Exercise:
Where in the entries below does "window" appear? Copy every line that has it.

══ Records for the exercise

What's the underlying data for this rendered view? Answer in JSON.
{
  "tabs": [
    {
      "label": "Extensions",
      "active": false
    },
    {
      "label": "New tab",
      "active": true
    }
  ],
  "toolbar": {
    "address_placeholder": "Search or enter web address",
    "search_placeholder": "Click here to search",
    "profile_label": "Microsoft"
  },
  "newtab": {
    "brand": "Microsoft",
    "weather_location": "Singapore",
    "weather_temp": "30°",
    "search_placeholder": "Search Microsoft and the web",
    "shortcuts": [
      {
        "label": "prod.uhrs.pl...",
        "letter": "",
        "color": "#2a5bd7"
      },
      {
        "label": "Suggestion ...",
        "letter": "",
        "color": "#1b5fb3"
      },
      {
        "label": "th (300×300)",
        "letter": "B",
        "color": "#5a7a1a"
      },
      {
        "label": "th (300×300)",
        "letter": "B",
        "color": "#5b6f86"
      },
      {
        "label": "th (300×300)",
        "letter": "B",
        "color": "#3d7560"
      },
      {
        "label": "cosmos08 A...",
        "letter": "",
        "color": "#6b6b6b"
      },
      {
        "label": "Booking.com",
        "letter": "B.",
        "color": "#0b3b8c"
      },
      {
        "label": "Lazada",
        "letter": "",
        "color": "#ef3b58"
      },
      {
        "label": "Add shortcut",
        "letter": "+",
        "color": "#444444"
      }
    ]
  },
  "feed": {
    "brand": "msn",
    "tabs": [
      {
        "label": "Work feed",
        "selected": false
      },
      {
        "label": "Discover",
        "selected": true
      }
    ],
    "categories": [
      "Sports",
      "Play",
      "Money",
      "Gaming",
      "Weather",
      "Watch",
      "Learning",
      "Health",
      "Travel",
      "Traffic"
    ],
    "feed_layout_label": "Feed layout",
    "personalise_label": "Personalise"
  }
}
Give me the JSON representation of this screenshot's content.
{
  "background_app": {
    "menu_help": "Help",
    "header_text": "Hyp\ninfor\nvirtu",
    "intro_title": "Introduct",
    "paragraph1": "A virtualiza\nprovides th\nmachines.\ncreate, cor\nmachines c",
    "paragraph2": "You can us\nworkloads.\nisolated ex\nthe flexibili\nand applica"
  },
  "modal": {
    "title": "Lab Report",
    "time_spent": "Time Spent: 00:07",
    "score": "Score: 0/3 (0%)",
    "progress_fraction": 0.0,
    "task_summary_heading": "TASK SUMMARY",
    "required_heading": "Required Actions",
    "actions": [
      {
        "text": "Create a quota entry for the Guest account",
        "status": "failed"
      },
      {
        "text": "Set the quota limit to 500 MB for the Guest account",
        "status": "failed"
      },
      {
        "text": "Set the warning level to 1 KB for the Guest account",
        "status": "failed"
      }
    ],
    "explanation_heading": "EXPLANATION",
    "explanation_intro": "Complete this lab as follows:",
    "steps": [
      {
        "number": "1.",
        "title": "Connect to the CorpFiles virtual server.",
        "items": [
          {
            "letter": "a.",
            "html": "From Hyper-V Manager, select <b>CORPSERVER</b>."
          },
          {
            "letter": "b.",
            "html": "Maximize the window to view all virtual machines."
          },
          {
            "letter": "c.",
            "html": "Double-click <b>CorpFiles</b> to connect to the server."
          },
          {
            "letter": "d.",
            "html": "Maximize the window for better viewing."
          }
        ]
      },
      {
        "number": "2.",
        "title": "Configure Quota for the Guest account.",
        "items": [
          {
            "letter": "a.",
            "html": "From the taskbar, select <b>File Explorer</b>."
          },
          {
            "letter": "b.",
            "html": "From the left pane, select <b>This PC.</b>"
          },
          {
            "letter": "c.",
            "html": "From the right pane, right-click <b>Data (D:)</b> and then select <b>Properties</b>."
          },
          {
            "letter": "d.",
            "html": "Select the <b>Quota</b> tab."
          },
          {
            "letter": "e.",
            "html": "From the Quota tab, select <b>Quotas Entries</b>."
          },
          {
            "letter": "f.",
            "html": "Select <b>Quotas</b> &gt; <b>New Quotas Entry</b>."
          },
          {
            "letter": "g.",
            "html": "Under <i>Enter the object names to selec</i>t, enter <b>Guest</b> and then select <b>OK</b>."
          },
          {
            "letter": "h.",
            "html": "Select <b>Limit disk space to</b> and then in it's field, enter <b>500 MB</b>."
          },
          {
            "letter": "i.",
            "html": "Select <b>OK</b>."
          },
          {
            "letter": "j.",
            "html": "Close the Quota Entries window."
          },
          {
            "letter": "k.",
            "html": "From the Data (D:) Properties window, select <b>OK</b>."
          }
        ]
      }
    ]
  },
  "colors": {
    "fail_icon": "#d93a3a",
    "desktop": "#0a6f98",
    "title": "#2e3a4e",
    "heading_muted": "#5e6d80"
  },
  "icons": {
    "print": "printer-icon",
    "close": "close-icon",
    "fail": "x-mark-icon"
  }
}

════

Task solution:
            "html": "Maximize the window to view all virtual machines."
            "html": "Maximize the window for better viewing."
            "html": "Close the Quota Entries window."
            "html": "From the Data (D:) Properties window, select <b>OK</b>."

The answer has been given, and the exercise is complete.